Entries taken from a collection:
++++++++
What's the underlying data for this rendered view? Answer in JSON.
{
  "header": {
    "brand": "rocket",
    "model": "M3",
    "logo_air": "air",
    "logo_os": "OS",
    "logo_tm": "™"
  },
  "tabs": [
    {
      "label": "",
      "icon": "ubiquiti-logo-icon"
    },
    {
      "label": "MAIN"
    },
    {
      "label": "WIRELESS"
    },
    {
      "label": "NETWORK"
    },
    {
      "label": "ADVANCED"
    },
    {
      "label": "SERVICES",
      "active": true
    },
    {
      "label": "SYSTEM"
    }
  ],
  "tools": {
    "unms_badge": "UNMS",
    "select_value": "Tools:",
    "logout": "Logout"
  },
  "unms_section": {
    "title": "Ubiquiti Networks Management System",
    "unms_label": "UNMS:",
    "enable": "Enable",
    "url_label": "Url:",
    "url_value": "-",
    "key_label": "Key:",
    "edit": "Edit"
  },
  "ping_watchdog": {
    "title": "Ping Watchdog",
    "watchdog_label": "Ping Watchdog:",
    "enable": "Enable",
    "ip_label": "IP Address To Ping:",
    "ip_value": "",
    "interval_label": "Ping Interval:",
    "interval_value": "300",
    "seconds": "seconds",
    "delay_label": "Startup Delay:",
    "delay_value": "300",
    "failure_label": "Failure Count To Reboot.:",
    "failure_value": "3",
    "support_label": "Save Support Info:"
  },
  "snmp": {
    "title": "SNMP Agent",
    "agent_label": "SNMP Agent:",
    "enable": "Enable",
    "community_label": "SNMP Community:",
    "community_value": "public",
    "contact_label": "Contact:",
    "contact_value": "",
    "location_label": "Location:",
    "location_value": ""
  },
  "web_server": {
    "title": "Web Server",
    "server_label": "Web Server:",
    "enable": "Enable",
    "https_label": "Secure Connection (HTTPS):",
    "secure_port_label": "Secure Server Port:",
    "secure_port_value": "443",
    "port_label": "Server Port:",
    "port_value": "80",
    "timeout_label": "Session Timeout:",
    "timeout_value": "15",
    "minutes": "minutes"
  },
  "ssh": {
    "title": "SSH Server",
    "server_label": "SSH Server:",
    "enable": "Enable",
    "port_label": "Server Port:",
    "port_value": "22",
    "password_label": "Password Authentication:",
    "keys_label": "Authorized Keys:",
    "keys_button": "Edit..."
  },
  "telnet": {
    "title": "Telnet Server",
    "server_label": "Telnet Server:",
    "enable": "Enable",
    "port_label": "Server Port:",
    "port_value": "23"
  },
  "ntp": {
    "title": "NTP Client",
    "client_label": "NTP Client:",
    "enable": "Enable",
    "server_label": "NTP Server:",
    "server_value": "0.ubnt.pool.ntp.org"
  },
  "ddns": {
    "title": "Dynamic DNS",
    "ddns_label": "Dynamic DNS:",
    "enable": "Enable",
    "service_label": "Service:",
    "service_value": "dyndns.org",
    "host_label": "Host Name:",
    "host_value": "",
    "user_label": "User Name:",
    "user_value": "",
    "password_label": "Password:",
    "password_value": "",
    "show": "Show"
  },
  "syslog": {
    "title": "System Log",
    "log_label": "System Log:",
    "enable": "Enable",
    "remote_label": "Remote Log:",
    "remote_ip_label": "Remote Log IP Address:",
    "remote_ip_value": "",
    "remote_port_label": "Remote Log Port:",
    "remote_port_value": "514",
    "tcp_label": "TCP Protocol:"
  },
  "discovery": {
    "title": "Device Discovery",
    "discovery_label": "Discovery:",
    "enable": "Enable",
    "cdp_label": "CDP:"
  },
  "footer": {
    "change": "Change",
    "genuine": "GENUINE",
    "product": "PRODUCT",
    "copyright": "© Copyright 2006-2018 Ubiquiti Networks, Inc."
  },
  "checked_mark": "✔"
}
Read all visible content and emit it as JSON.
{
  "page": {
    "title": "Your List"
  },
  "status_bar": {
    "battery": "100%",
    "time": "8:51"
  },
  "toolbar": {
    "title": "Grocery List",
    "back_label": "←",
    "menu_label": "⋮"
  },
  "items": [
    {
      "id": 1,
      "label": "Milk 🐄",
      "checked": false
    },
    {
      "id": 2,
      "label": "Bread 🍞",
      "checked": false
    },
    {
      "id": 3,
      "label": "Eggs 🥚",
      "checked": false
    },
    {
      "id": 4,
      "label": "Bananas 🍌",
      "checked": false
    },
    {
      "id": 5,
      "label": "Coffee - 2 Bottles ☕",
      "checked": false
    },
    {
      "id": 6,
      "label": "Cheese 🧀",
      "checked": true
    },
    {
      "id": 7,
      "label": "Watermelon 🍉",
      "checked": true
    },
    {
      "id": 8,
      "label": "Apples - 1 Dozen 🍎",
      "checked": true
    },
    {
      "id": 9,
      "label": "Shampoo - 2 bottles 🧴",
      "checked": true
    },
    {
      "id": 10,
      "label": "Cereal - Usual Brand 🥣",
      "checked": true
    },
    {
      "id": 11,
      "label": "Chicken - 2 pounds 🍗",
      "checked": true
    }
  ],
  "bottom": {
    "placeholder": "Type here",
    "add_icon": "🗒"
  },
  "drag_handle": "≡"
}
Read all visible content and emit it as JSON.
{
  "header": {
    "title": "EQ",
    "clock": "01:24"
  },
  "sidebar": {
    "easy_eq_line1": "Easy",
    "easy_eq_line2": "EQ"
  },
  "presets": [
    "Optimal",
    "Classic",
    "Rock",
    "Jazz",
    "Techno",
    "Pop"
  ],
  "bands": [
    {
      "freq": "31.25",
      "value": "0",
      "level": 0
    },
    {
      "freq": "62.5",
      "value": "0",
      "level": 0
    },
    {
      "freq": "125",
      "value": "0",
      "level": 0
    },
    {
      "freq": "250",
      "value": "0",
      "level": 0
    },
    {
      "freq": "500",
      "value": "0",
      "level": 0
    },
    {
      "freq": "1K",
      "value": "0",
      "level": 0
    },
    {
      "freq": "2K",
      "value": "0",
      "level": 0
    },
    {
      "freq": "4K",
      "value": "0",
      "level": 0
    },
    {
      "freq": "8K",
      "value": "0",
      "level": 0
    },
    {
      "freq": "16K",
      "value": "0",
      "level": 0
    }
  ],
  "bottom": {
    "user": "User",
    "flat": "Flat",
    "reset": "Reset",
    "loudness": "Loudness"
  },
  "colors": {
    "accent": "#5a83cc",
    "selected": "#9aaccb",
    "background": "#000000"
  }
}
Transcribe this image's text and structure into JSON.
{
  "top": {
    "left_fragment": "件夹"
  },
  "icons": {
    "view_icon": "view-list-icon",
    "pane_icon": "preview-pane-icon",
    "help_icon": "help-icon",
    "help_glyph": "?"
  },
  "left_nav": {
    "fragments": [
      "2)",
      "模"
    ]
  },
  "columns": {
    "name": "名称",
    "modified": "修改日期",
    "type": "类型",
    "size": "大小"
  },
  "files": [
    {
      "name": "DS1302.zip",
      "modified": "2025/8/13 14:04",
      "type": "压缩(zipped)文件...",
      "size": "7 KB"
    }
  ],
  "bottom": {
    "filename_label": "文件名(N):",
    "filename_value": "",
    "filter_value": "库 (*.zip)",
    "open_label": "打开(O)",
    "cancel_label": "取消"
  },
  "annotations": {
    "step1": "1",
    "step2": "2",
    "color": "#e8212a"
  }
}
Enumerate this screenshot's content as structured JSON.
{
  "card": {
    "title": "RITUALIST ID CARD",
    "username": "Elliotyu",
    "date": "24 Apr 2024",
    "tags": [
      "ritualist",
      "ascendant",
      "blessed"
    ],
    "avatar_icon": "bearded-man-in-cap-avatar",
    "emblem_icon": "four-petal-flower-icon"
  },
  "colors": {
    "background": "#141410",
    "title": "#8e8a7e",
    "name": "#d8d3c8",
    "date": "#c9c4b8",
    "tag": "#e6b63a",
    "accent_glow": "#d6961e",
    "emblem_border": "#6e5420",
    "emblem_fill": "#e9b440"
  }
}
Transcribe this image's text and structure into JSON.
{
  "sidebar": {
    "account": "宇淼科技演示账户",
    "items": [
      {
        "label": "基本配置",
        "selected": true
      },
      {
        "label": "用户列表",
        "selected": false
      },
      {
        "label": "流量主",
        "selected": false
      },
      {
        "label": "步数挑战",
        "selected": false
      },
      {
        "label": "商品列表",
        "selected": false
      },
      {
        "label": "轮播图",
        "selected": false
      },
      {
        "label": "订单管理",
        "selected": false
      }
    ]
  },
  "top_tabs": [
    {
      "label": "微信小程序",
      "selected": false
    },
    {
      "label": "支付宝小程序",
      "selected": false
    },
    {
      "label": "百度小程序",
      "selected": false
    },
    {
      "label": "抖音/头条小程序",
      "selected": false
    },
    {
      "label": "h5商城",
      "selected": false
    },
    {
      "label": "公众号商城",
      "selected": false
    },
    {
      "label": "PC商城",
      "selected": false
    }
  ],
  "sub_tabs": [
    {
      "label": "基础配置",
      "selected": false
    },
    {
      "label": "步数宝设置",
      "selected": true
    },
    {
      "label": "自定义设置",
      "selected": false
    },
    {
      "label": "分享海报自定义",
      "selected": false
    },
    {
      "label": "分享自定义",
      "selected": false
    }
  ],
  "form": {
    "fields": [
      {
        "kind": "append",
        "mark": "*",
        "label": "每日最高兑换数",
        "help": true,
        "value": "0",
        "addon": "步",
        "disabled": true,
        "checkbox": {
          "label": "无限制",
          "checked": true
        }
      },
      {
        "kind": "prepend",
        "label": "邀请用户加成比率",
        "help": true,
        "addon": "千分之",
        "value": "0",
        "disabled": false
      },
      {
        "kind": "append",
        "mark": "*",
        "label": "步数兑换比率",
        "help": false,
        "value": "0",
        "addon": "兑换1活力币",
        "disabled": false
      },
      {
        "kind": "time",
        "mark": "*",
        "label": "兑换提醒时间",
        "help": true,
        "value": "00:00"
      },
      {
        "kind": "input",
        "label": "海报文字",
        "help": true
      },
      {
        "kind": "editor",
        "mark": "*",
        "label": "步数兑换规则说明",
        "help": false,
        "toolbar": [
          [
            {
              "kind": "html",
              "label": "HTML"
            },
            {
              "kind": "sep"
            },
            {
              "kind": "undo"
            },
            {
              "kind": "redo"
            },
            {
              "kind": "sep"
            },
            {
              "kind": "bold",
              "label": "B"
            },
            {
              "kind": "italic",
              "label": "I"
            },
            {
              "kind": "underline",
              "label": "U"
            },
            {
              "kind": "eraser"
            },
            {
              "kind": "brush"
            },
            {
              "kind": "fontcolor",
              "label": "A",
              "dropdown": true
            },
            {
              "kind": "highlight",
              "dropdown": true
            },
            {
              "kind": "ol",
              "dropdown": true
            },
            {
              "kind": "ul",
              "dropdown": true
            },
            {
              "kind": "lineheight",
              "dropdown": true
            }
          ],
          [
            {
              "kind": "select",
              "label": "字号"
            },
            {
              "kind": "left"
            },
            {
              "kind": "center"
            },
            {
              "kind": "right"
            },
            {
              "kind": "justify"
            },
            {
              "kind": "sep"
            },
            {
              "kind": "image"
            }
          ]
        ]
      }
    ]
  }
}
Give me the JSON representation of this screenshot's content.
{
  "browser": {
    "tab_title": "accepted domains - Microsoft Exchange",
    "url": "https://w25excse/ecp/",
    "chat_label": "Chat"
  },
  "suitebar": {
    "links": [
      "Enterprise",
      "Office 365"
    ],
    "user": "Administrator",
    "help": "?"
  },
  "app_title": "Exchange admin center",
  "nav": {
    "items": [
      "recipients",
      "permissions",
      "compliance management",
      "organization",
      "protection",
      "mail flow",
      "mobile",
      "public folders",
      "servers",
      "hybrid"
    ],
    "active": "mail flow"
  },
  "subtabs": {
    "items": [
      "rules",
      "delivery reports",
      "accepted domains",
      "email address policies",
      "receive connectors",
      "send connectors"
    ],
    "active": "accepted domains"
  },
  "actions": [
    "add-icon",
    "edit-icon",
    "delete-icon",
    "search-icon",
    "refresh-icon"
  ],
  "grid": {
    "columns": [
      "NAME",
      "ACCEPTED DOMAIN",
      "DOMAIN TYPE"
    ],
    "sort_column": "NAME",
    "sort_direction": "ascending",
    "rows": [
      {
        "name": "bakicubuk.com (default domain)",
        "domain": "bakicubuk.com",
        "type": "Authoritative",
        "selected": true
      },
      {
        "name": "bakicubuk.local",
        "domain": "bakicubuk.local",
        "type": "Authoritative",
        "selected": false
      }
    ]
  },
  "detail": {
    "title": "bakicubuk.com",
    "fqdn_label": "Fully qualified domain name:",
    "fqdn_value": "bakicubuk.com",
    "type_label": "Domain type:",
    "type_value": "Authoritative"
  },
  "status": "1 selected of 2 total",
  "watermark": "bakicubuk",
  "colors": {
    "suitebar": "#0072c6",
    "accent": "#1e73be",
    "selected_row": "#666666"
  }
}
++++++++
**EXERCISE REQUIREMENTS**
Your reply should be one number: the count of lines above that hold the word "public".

**TASK SOLUTION**
2